--The second victim, "Jane Doe 929"
While “a very popular” SLU professor at SLU, Fr. O’Connell “used his position to sexually abuse a female undergraduate during counseling sessions,” according to the Riverfront Times. In 2012, she filed suit and just agreed to settle for $200,000.
Both women are identified only by pseudonyms. Both were represented by attorney Rebecca Randles of Kansas City (816 931 9901, 816 510 2704 cell,firstname.lastname@example.org). O'Connell was St. Louis University president from 1974 to 1978. He is believed to still be living in St. Louis.
We beg the Jesuits, Fordham’s president and board and Cardinal Timothy Dolan to
-- use their vast resources to aggressively seek out others who have seen, suspected or suffered abuse or exploitation by Fr. O’Connell or cover ups at Fordham, and beg them to call law enforcement and other independent sources of help, and
-- turn over everything they have, know and learn about Fr. O’Connell’s crimes and Fordham’s cover ups to law enforcement and share that information with the public, parishioners, students, staff and alums.
Here's why these “breach of contract” cases are so ground-breaking and important.
We suspect that hundreds of clergy sex abuse victims have reached settlements with Catholic officials that include child protection commitments. We suspect that many of them have not been closely monitored.
We hope these settlements will
--prompt many victims and their attorneys to look hard at whether these pledges are being kept. If bishops are breaking their promises, we hope victims will file more suits like this.
-- prod more victims to push hard for child safety provisions when they're discussing settlement possibilities. Catholic officials would rather just write a check. But many victims find it more healing when they are able to force Catholic officials to formally pledge to take real abuse prevention steps.
We fear, however, that these settlements may make Catholic officials even more reluctant to agree to child safety measure when they settle abuse lawsuits.
Finn's a smart man with plenty of smart lawyers and public relations advisers. He voluntarily signed this contract with victims, pledging to take steps to stop abuse and cover ups. Finn break their agreements and contracts with victims, they rub even more salt into the already deep and still fresh wounds of struggling men and women who had already been sexually violated by priests and re-victimized by callous Catholic officials.
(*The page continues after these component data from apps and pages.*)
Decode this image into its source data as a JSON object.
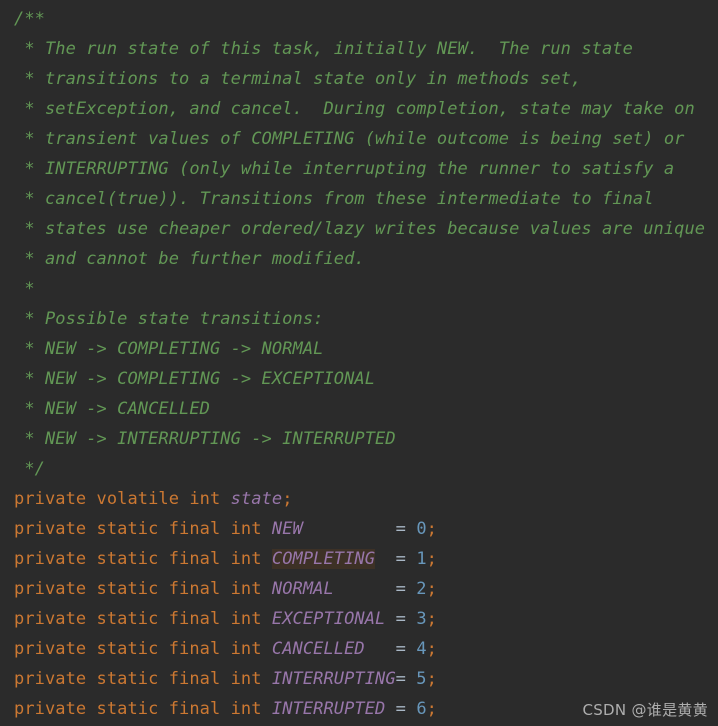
{
  "editor": {
    "background_color": "#2b2b2b",
    "colors": {
      "comment": "#629755",
      "keyword": "#cc7832",
      "field": "#9876aa",
      "number": "#6897bb",
      "default_text": "#a9b7c6",
      "highlight_background": "#3d3126"
    },
    "doc_comment": {
      "open": "/**",
      "close": " */",
      "lines": [
        " * The run state of this task, initially NEW.  The run state",
        " * transitions to a terminal state only in methods set,",
        " * setException, and cancel.  During completion, state may take on",
        " * transient values of COMPLETING (while outcome is being set) or",
        " * INTERRUPTING (only while interrupting the runner to satisfy a",
        " * cancel(true)). Transitions from these intermediate to final",
        " * states use cheaper ordered/lazy writes because values are unique",
        " * and cannot be further modified.",
        " *",
        " * Possible state transitions:",
        " * NEW -> COMPLETING -> NORMAL",
        " * NEW -> COMPLETING -> EXCEPTIONAL",
        " * NEW -> CANCELLED",
        " * NEW -> INTERRUPTING -> INTERRUPTED"
      ]
    },
    "field_declaration": {
      "modifiers": "private volatile int ",
      "name": "state",
      "terminator": ";"
    },
    "constants": [
      {
        "modifiers": "private static final int ",
        "name": "NEW",
        "pad": "         ",
        "equals": "= ",
        "value": "0",
        "terminator": ";",
        "highlighted": false
      },
      {
        "modifiers": "private static final int ",
        "name": "COMPLETING",
        "pad": "  ",
        "equals": "= ",
        "value": "1",
        "terminator": ";",
        "highlighted": true
      },
      {
        "modifiers": "private static final int ",
        "name": "NORMAL",
        "pad": "      ",
        "equals": "= ",
        "value": "2",
        "terminator": ";",
        "highlighted": false
      },
      {
        "modifiers": "private static final int ",
        "name": "EXCEPTIONAL",
        "pad": " ",
        "equals": "= ",
        "value": "3",
        "terminator": ";",
        "highlighted": false
      },
      {
        "modifiers": "private static final int ",
        "name": "CANCELLED",
        "pad": "   ",
        "equals": "= ",
        "value": "4",
        "terminator": ";",
        "highlighted": false
      },
      {
        "modifiers": "private static final int ",
        "name": "INTERRUPTING",
        "pad": "",
        "equals": "= ",
        "value": "5",
        "terminator": ";",
        "highlighted": false
      },
      {
        "modifiers": "private static final int ",
        "name": "INTERRUPTED",
        "pad": " ",
        "equals": "= ",
        "value": "6",
        "terminator": ";",
        "highlighted": false
      }
    ]
  },
  "watermark": {
    "text": "CSDN @谁是黄黄"
  }
}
Victims' courage and compassion made these contracts happen. Now, victims' courage and compassion are enforcing it. Again, we applaud these brave victims who are pioneering a new approach to deterring wrongdoing by holding wrongdoers responsible for their wrongdoing, even if they are powerful prelates.
(SNAP, the Survivors Network of those Abused by Priests, is the world’s oldest and largest support group for clergy abuse victims. SNAP was founded in 1988 and has more than 20,000 members. Despite the word “priest” in our title, we have members who were molested by religious figures of all denominations, including nuns, rabbis, bishops, and Protestant ministers. Our website is SNAPnetwork.org)
Contact - David Clohessy (314-566-9790 cell, email@example.com, SNAPclohessy@aol.com), Barbara Dorris (314-503-0003 cell, bdorris@SNAPnetwork.org), Barbara Blaine (312-399-4747, firstname.lastname@example.org)
50 State AG Call for Grand Jury
Any investigation must be:
- independent of and separate from the church
- must have subpoena powers and ability to compel testimony under oath
Anything short of these criteria is a sham and whitewash.
In addition, write letters to the editor, make phone calls to politicians as they can apply pressure to keep them responsive to our demand. We need to make efforts to ensure that they follow up on what the state is doing to investigate these crimes.
The Attorneys General of forty states have inquired about the grand jury process in Pennsylvania. Let's get statewide investigations going in fifty states.
Note to Letter Writers
Use your own words and style of writing. Cut and paste from the templates as you wish. Include your experiences, whether as a survivor or as a member of the community. And relate your letter to the state you were abused in or state now living in.